  • If you find yourself being driven by a negative money mantra, try shifting your thinking more towards the idea that money is flexible and ongoing. It’s not a contest – there’s no winning or losing! Replace the thinking with a specific, growth-oriented action such as “I am actively learning about and re-evaluating my spending habits.” 

Plan to include and correct your spending triggers 

  • The biggest step of any financial plan is actively monitoring your spending habits. A lot of the time you’ll need to uncover any hidden spending you might have missed; you can’t manage what you can’t see! 
  • Think about your purchases over the past 48 hours. How many of those were on auto-pilot? When you might examine your spending patterns, you’ll likely notice that there are external triggers that drive a lot of your spending, often even without thinking about it.  
  • Create provisions for those patterns in your plan, and start find new ways you can start to disrupt your existing spending triggers. 
  • Pin-point one spending habit that you usually regret and find where the trigger comes from. Is there something you can do now to disrupt that feedback loop? 

Build your plan with forgiveness in mind 

  • A lot of the time, we’re driven to make a financial plan in tough moments to solve stuck situations – anything from maxed-out credit cards to a sudden vet bill. In these circumstances we tend to plan in a scarcity mindset, so we’re left with an overly restrictive and unrealistic financial plan that doesn’t match our everyday behaviours. 
  • Don’t be afraid to be ambitious with the amount that you’re looking to save, or be ruthless with spending cuts. However, for a plan to really stick you should always be honest with yourself. Build-in forgiveness to reduce the shame around failing if you make a mistake or find yourself slipping towards an old spending habit. We’re all human and mistakes can happen! Make sure you’ve got some slack built into your plan, so you can quickly bounce back into recovery. 
  • Think about a recent financial mistake or spending slip. Did the world end? It most likely didn’t, and you learned something from the experience. Making a mistake is how you learn! 

Remember that money is always more than your net worth; it can also be tied to your self-worth. The most effective financial plan is always one that speaks to who you really are: your authentic values, your habits and behaviours, and your mindset. 



This article is not intended as legal, financial or investment advice and should not be construed or relied on as such.
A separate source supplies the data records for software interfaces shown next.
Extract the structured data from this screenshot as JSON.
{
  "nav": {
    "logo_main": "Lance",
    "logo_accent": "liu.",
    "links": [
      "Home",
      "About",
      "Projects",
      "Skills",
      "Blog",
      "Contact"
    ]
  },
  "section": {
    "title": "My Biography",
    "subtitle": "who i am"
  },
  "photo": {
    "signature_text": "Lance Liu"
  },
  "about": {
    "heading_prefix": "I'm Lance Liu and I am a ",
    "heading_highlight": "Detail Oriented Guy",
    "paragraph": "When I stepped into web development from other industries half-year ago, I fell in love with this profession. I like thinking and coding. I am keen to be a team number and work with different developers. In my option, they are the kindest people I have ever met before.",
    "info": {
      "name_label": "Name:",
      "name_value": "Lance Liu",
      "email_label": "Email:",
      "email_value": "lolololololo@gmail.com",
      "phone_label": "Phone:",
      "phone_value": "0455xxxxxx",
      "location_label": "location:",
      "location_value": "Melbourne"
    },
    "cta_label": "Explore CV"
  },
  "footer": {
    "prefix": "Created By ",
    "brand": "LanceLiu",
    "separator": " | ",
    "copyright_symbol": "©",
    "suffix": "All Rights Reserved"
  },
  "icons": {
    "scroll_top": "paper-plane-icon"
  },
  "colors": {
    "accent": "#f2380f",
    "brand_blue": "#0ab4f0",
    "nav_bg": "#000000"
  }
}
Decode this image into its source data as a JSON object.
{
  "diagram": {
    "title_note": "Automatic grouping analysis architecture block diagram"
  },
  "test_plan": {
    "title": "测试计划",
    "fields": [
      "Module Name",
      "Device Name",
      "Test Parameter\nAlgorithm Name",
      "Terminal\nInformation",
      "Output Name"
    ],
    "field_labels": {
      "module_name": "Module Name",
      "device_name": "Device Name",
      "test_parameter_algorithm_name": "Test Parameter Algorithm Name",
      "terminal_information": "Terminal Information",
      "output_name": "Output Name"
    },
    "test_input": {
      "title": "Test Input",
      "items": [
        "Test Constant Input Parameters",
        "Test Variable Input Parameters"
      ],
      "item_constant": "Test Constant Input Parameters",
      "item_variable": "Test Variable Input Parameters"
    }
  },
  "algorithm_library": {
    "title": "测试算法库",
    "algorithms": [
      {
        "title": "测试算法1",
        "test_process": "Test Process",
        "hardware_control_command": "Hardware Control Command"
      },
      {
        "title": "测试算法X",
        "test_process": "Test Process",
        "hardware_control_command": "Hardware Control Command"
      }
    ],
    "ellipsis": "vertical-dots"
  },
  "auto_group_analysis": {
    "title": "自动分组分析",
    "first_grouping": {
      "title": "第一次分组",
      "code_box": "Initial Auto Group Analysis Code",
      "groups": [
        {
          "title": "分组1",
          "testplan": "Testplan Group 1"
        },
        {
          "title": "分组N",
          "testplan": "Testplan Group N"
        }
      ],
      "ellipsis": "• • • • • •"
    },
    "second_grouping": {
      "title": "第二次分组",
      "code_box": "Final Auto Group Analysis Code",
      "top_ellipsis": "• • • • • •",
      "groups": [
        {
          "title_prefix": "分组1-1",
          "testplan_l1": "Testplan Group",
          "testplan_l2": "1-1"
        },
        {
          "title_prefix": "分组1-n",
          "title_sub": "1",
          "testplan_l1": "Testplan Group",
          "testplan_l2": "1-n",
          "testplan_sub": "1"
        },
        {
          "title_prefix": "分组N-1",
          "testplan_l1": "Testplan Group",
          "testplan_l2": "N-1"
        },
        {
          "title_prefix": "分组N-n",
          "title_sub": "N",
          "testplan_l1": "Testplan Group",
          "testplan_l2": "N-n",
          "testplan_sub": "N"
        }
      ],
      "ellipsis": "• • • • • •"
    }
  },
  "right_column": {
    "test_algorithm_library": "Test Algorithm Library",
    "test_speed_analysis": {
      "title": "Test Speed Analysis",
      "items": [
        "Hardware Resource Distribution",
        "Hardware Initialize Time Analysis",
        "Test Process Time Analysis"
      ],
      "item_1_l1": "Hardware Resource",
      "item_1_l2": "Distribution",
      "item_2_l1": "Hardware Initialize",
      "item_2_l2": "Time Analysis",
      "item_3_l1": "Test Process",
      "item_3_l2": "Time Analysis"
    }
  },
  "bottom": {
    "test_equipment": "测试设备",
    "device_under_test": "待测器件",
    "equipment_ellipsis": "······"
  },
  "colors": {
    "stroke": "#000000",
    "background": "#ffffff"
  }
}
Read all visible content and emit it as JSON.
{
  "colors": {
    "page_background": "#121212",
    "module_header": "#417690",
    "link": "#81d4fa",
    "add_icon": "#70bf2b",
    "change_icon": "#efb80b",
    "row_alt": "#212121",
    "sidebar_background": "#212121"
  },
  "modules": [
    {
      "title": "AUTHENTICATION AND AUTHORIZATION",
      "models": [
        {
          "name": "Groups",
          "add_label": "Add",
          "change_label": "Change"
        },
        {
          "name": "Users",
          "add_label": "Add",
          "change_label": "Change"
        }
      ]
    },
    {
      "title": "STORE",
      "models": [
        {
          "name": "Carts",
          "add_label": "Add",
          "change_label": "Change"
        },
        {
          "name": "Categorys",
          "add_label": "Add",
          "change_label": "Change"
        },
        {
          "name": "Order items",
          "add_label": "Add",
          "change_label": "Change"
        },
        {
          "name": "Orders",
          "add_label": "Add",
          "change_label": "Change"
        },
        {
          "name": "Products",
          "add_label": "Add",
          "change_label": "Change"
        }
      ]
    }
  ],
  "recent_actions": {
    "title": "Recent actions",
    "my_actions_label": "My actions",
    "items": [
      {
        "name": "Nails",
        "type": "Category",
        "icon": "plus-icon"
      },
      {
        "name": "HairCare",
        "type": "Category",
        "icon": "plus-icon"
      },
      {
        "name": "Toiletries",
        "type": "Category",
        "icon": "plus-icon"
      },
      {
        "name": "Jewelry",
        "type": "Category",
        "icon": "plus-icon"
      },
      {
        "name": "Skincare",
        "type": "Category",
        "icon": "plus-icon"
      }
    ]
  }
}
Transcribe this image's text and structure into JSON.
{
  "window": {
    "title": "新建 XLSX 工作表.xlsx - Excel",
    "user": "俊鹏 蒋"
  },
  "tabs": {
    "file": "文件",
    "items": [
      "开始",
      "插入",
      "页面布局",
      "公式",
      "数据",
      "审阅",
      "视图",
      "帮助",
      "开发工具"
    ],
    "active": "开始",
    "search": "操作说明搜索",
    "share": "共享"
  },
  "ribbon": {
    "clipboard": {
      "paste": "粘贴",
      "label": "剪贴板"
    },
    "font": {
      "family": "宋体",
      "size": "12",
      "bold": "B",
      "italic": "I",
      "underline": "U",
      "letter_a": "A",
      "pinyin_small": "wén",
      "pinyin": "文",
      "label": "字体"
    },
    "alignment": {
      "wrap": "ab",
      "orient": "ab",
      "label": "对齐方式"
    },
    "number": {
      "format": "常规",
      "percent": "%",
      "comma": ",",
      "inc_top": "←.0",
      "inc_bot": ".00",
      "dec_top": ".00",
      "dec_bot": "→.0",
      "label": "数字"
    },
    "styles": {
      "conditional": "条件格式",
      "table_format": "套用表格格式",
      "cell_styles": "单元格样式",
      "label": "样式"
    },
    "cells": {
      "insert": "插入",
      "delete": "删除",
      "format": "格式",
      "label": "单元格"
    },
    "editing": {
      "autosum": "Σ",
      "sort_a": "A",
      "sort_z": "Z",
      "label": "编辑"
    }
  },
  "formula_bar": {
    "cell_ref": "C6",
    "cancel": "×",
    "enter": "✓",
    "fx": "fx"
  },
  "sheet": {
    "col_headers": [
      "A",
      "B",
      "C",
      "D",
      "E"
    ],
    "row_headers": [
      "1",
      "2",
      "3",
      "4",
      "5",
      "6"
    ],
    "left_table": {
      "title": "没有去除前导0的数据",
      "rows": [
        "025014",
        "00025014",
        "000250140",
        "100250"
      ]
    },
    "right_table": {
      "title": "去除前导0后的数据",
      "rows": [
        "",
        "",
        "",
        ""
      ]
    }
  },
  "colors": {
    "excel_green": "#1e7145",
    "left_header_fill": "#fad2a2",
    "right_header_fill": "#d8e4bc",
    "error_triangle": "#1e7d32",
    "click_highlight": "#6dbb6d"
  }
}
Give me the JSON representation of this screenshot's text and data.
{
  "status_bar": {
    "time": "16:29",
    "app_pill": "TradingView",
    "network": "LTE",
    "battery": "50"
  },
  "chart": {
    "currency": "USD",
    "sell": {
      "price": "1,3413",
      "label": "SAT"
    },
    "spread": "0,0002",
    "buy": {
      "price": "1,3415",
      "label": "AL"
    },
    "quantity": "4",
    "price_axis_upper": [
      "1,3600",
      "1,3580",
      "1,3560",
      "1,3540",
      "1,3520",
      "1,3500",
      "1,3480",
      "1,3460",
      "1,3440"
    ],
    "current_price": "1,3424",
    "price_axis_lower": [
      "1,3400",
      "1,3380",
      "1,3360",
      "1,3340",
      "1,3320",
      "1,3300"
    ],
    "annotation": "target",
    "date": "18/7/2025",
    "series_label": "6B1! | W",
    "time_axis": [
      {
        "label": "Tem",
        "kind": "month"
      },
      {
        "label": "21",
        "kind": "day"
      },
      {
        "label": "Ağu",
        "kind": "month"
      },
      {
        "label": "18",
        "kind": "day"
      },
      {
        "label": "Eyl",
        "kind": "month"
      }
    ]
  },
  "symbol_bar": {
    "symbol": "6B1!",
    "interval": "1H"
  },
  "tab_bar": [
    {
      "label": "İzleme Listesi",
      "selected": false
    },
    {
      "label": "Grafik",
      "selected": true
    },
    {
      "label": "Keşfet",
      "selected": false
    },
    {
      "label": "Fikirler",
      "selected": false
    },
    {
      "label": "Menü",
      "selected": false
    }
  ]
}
Before making any commitment of a legal or financial nature you should seek advice from a qualified and registered Australian legal practitioner or financial or investment advisor.